- PROBLEM TO WORK ON
These records are to be written out exactly as they read, minus the pictures.

(Entries from a dataset of interfaces)
+===+

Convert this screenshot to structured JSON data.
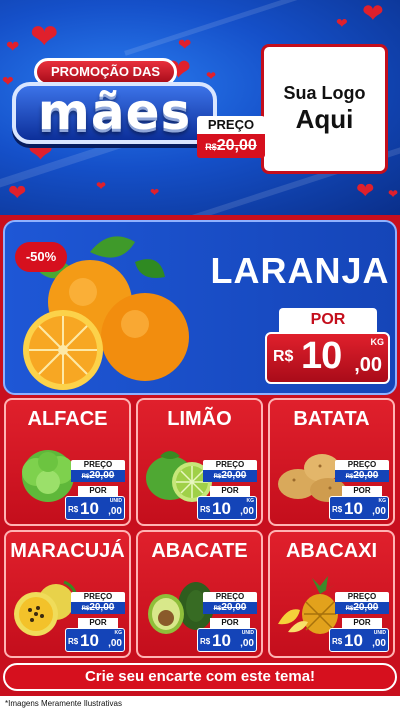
{
  "header": {
    "badge_top": "PROMOÇÃO DAS",
    "badge_main": "mães",
    "logo_line1": "Sua Logo",
    "logo_line2": "Aqui"
  },
  "featured": {
    "discount": "-50%",
    "name": "LARANJA",
    "price_label": "PREÇO",
    "old_currency": "R$",
    "old_value": "20,00",
    "por_label": "POR",
    "new_currency": "R$",
    "new_int": "10",
    "new_dec": ",00",
    "unit": "KG"
  },
  "products": [
    {
      "name": "ALFACE",
      "price_label": "PREÇO",
      "old_currency": "R$",
      "old_value": "20,00",
      "por_label": "POR",
      "currency": "R$",
      "new_int": "10",
      "new_dec": ",00",
      "unit": "UNID"
    },
    {
      "name": "LIMÃO",
      "price_label": "PREÇO",
      "old_currency": "R$",
      "old_value": "20,00",
      "por_label": "POR",
      "currency": "R$",
      "new_int": "10",
      "new_dec": ",00",
      "unit": "KG"
    },
    {
      "name": "BATATA",
      "price_label": "PREÇO",
      "old_currency": "R$",
      "old_value": "20,00",
      "por_label": "POR",
      "currency": "R$",
      "new_int": "10",
      "new_dec": ",00",
      "unit": "KG"
    },
    {
      "name": "MARACUJÁ",
      "price_label": "PREÇO",
      "old_currency": "R$",
      "old_value": "20,00",
      "por_label": "POR",
      "currency": "R$",
      "new_int": "10",
      "new_dec": ",00",
      "unit": "KG"
    },
    {
      "name": "ABACATE",
      "price_label": "PREÇO",
      "old_currency": "R$",
      "old_value": "20,00",
      "por_label": "POR",
      "currency": "R$",
      "new_int": "10",
      "new_dec": ",00",
      "unit": "UNID"
    },
    {
      "name": "ABACAXI",
      "price_label": "PREÇO",
      "old_currency": "R$",
      "old_value": "20,00",
      "por_label": "POR",
      "currency": "R$",
      "new_int": "10",
      "new_dec": ",00",
      "unit": "UNID"
    }
  ],
  "footer": {
    "cta": "Crie seu encarte com este tema!",
    "disclaimer": "*Imagens Meramente Ilustrativas"
  },
  "colors": {
    "brand_red": "#d6101e",
    "brand_blue": "#1545b8",
    "header_blue": "#1550c9"
  }
}
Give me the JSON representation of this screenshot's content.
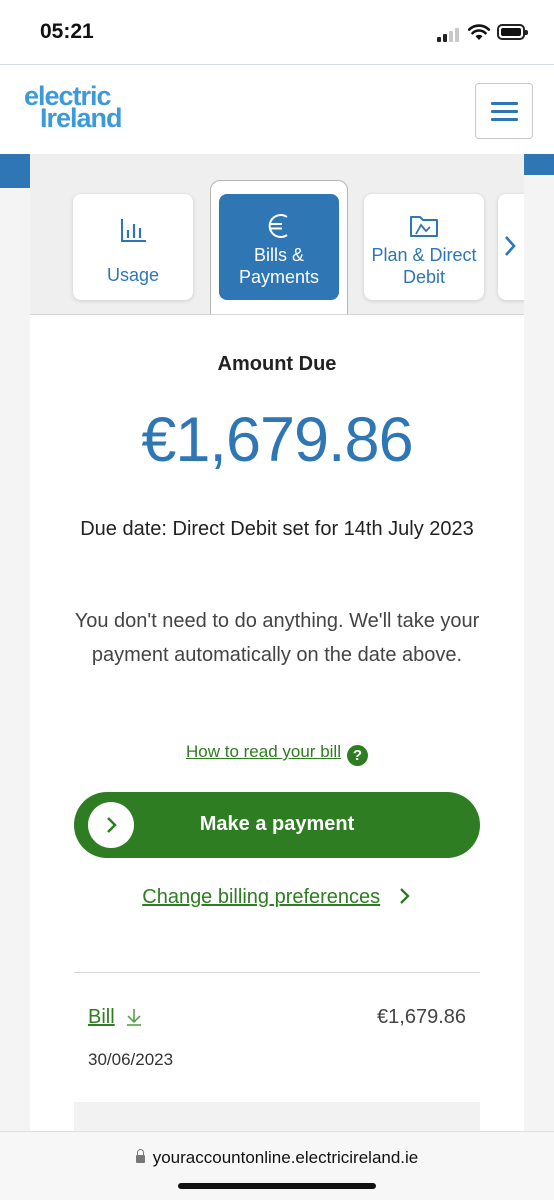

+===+

- SOLUTION
Convert this screenshot to structured JSON data.
{
  "header": {
    "badge_top": "PROMOÇÃO DAS",
    "badge_main": "mães",
    "logo_line1": "Sua Logo",
    "logo_line2": "Aqui"
  },
  "featured": {
    "discount": "-50%",
    "name": "LARANJA",
    "price_label": "PREÇO",
    "old_currency": "R$",
    "old_value": "20,00",
    "por_label": "POR",
    "new_currency": "R$",
    "new_int": "10",
    "new_dec": ",00",
    "unit": "KG"
  },
  "products": [
    {
      "name": "ALFACE",
      "price_label": "PREÇO",
      "old_currency": "R$",
      "old_value": "20,00",
      "por_label": "POR",
      "currency": "R$",
      "new_int": "10",
      "new_dec": ",00",
      "unit": "UNID"
    },
    {
      "name": "LIMÃO",
      "price_label": "PREÇO",
      "old_currency": "R$",
      "old_value": "20,00",
      "por_label": "POR",
      "currency": "R$",
      "new_int": "10",
      "new_dec": ",00",
      "unit": "KG"
    },
    {
      "name": "BATATA",
      "price_label": "PREÇO",
      "old_currency": "R$",
      "old_value": "20,00",
      "por_label": "POR",
      "currency": "R$",
      "new_int": "10",
      "new_dec": ",00",
      "unit": "KG"
    },
    {
      "name": "MARACUJÁ",
      "price_label": "PREÇO",
      "old_currency": "R$",
      "old_value": "20,00",
      "por_label": "POR",
      "currency": "R$",
      "new_int": "10",
      "new_dec": ",00",
      "unit": "KG"
    },
    {
      "name": "ABACATE",
      "price_label": "PREÇO",
      "old_currency": "R$",
      "old_value": "20,00",
      "por_label": "POR",
      "currency": "R$",
      "new_int": "10",
      "new_dec": ",00",
      "unit": "UNID"
    },
    {
      "name": "ABACAXI",
      "price_label": "PREÇO",
      "old_currency": "R$",
      "old_value": "20,00",
      "por_label": "POR",
      "currency": "R$",
      "new_int": "10",
      "new_dec": ",00",
      "unit": "UNID"
    }
  ],
  "footer": {
    "cta": "Crie seu encarte com este tema!",
    "disclaimer": "*Imagens Meramente Ilustrativas"
  },
  "colors": {
    "brand_red": "#d6101e",
    "brand_blue": "#1545b8",
    "header_blue": "#1550c9"
  }
}
Give me the JSON representation of this screenshot's content.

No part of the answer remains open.